**Work order**
Go through the data and count each line that has the string "scanner". Give that count alone.

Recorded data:
══════════
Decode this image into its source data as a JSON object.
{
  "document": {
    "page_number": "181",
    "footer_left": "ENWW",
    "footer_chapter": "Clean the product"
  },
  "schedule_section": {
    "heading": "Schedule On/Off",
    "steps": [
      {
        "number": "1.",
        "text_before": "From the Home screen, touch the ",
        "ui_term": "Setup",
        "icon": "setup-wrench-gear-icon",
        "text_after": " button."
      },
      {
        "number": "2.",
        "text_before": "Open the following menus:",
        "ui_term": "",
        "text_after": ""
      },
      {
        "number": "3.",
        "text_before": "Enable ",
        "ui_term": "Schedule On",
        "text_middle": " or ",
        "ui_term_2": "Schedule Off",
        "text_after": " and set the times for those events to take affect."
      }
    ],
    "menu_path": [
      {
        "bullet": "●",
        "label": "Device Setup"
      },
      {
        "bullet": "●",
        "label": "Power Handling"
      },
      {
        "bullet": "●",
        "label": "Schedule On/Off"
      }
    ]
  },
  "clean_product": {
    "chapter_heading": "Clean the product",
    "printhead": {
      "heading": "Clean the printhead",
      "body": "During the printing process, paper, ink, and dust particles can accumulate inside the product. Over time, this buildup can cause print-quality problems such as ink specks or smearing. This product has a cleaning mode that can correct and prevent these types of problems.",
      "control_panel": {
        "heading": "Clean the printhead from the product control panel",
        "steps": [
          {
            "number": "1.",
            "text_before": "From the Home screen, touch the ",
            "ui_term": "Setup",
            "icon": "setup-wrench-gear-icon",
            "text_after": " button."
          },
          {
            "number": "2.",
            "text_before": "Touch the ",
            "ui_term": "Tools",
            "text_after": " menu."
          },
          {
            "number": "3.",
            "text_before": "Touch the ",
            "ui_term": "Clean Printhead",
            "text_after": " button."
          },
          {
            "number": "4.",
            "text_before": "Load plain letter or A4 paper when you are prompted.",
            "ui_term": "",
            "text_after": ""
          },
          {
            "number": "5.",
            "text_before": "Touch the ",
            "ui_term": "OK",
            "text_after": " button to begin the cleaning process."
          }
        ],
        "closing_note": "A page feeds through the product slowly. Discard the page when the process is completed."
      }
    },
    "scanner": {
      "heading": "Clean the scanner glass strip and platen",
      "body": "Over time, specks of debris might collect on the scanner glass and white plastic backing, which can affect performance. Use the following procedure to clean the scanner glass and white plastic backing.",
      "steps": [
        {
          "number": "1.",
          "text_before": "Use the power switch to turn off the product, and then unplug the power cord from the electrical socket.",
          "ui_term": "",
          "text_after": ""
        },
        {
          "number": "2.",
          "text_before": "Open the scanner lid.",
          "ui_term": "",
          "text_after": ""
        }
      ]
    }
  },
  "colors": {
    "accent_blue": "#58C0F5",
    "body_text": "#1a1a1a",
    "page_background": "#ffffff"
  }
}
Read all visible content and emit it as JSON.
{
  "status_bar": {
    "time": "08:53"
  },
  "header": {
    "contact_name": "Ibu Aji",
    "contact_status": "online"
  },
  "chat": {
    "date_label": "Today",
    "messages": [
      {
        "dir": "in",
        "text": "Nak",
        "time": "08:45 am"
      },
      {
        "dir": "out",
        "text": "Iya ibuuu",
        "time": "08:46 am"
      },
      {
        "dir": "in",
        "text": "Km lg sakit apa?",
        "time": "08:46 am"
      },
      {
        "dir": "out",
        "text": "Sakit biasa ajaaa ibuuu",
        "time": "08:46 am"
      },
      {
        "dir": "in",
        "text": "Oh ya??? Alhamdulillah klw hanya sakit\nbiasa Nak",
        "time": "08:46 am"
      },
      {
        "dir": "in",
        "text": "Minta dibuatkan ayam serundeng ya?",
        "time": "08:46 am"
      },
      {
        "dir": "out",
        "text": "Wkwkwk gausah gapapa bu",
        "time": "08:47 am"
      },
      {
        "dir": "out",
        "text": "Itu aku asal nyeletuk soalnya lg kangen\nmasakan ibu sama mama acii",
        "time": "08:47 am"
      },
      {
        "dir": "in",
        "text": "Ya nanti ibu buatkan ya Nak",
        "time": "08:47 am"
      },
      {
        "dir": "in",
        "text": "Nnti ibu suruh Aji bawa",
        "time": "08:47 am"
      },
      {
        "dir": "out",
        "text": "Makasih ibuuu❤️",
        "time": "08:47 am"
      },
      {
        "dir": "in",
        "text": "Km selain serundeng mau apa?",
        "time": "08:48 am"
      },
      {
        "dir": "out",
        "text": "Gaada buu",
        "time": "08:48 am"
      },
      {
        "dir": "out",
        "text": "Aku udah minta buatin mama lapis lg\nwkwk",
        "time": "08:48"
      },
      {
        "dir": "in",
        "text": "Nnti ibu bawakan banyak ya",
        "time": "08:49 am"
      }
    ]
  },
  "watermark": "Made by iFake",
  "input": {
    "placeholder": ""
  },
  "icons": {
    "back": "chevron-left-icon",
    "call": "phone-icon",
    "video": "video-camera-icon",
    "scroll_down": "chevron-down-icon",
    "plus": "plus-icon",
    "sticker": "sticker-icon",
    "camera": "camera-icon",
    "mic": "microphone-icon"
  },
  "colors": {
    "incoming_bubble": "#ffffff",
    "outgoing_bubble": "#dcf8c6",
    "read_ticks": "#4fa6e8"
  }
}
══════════
**Answer to the problem**
4